With the amount of driving around I do, would I pay $100 a month for a near-guarantee that, if my car breaks down in the middle of Fuckville County Colorado, I won’t have to walk 50 miles speak to another human being? You bet your ass.

Roland, that’s exactly what satellite phones are for. They’re more expensive, but you’ll have much better coverage (I know fishermen get them for when they’re too far from land for a cell to work). I think it’s also possible to have both a satellite and a cell account on one phone, but don’t quote me on that one. It sounds like it might be worth looking into for you.

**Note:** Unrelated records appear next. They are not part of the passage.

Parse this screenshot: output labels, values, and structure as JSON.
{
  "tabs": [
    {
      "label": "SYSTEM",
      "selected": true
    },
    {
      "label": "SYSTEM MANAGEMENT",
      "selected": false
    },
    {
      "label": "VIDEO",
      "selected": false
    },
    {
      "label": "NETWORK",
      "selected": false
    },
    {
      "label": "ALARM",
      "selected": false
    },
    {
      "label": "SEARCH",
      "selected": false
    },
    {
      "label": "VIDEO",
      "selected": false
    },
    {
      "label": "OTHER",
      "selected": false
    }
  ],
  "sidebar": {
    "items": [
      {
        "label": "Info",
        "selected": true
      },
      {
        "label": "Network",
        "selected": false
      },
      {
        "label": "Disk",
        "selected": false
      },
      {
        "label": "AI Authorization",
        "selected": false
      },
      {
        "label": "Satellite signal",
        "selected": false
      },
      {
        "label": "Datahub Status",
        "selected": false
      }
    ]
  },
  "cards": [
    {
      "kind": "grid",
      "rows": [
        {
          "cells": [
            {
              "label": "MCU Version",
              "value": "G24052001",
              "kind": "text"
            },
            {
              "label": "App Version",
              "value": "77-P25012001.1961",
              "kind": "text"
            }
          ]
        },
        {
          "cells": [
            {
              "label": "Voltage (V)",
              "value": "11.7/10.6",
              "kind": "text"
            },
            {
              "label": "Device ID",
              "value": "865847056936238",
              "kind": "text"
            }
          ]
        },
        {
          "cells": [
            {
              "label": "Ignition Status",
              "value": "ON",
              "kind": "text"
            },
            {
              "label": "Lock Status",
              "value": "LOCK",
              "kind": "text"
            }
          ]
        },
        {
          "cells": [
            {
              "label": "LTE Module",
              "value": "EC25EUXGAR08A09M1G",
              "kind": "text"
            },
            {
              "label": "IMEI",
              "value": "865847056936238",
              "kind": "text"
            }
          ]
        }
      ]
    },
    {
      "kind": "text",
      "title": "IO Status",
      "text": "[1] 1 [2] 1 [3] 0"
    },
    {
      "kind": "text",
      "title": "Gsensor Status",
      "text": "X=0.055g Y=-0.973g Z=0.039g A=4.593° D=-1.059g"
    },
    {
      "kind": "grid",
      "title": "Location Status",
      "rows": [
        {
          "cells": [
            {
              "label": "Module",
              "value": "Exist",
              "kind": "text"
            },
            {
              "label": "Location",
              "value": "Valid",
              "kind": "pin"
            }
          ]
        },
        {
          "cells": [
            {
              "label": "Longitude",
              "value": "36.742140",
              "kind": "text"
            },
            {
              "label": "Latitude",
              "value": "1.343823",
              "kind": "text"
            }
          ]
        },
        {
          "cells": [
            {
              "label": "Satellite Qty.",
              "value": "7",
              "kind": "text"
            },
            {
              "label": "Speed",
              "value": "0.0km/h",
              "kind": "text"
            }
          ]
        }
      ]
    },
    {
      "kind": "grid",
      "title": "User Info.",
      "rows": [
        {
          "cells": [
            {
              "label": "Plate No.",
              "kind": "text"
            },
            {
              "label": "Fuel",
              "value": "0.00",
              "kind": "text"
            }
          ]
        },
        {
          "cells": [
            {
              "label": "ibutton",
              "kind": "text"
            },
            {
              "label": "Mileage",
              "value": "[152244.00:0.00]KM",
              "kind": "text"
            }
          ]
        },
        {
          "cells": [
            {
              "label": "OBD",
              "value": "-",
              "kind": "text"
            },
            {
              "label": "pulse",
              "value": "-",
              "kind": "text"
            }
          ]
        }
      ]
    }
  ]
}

I mostly agree with the OP somewhat disagree with those who may point the finger at the cell towers and their placement. The reason I only mostly agree with the OP is that IMO there are phones out there with excellent coverage and battery life - the only things that a phone must have. I spend a lot of time in the sticks out at power plants, and my Motorola always exceeds anyone else’s phone for pulling in a signal. Time and again people warn me “you won’t get any cell signal at the plant”, and yet I happily can make calls all day long on its (amazing) nearly 6-hour battery.

The downside is, my phone isn’t cutesy or some rad, bad colour, or even an Apple. So obviously, I’m not teh kewlies.